Data about app and page elements:
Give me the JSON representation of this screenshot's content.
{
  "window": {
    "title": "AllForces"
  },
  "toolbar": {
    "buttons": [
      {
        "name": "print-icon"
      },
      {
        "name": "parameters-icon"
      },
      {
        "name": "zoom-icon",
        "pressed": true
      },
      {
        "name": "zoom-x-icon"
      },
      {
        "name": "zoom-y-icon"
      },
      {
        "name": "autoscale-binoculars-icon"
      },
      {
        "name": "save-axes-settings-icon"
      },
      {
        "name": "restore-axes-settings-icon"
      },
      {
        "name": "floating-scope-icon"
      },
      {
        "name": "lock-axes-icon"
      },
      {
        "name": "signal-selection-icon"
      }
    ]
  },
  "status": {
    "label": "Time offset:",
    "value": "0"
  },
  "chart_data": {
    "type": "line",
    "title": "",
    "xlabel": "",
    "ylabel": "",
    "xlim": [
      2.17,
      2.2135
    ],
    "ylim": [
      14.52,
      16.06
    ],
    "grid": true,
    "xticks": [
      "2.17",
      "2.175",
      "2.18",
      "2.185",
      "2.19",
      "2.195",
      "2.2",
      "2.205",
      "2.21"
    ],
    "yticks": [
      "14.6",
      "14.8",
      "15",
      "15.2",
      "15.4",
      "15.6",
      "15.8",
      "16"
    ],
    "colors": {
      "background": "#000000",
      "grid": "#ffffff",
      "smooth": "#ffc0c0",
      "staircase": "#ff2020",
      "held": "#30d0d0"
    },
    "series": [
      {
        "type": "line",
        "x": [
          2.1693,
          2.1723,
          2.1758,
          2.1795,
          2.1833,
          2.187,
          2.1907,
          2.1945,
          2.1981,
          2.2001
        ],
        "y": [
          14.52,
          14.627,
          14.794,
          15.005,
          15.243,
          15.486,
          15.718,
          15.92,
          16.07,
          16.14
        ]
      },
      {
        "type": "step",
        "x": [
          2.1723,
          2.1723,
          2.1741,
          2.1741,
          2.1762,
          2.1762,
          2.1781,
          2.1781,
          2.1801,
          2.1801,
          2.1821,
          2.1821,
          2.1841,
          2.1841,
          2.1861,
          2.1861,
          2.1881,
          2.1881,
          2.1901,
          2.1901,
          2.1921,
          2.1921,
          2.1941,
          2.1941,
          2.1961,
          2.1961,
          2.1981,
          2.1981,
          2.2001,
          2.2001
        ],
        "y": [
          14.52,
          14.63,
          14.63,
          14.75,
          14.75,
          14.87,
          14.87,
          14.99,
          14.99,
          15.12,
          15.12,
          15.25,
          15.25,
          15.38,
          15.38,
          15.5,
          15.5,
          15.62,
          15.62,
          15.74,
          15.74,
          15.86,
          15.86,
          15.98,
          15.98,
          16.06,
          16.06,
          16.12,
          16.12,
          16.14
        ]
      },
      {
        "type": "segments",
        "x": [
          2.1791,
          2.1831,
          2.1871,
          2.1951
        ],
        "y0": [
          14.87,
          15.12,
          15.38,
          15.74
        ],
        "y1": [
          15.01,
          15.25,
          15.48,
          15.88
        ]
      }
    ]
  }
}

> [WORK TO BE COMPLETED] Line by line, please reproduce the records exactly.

> [REPLY TO THE EXERCISE]
Give me the JSON representation of this screenshot's content.
{
  "window": {
    "title": "AllForces"
  },
  "toolbar": {
    "buttons": [
      {
        "name": "print-icon"
      },
      {
        "name": "parameters-icon"
      },
      {
        "name": "zoom-icon",
        "pressed": true
      },
      {
        "name": "zoom-x-icon"
      },
      {
        "name": "zoom-y-icon"
      },
      {
        "name": "autoscale-binoculars-icon"
      },
      {
        "name": "save-axes-settings-icon"
      },
      {
        "name": "restore-axes-settings-icon"
      },
      {
        "name": "floating-scope-icon"
      },
      {
        "name": "lock-axes-icon"
      },
      {
        "name": "signal-selection-icon"
      }
    ]
  },
  "status": {
    "label": "Time offset:",
    "value": "0"
  },
  "chart_data": {
    "type": "line",
    "title": "",
    "xlabel": "",
    "ylabel": "",
    "xlim": [
      2.17,
      2.2135
    ],
    "ylim": [
      14.52,
      16.06
    ],
    "grid": true,
    "xticks": [
      "2.17",
      "2.175",
      "2.18",
      "2.185",
      "2.19",
      "2.195",
      "2.2",
      "2.205",
      "2.21"
    ],
    "yticks": [
      "14.6",
      "14.8",
      "15",
      "15.2",
      "15.4",
      "15.6",
      "15.8",
      "16"
    ],
    "colors": {
      "background": "#000000",
      "grid": "#ffffff",
      "smooth": "#ffc0c0",
      "staircase": "#ff2020",
      "held": "#30d0d0"
    },
    "series": [
      {
        "type": "line",
        "x": [
          2.1693,
          2.1723,
          2.1758,
          2.1795,
          2.1833,
          2.187,
          2.1907,
          2.1945,
          2.1981,
          2.2001
        ],
        "y": [
          14.52,
          14.627,
          14.794,
          15.005,
          15.243,
          15.486,
          15.718,
          15.92,
          16.07,
          16.14
        ]
      },
      {
        "type": "step",
        "x": [
          2.1723,
          2.1723,
          2.1741,
          2.1741,
          2.1762,
          2.1762,
          2.1781,
          2.1781,
          2.1801,
          2.1801,
          2.1821,
          2.1821,
          2.1841,
          2.1841,
          2.1861,
          2.1861,
          2.1881,
          2.1881,
          2.1901,
          2.1901,
          2.1921,
          2.1921,
          2.1941,
          2.1941,
          2.1961,
          2.1961,
          2.1981,
          2.1981,
          2.2001,
          2.2001
        ],
        "y": [
          14.52,
          14.63,
          14.63,
          14.75,
          14.75,
          14.87,
          14.87,
          14.99,
          14.99,
          15.12,
          15.12,
          15.25,
          15.25,
          15.38,
          15.38,
          15.5,
          15.5,
          15.62,
          15.62,
          15.74,
          15.74,
          15.86,
          15.86,
          15.98,
          15.98,
          16.06,
          16.06,
          16.12,
          16.12,
          16.14
        ]
      },
      {
        "type": "segments",
        "x": [
          2.1791,
          2.1831,
          2.1871,
          2.1951
        ],
        "y0": [
          14.87,
          15.12,
          15.38,
          15.74
        ],
        "y1": [
          15.01,
          15.25,
          15.48,
          15.88
        ]
      }
    ]
  }
}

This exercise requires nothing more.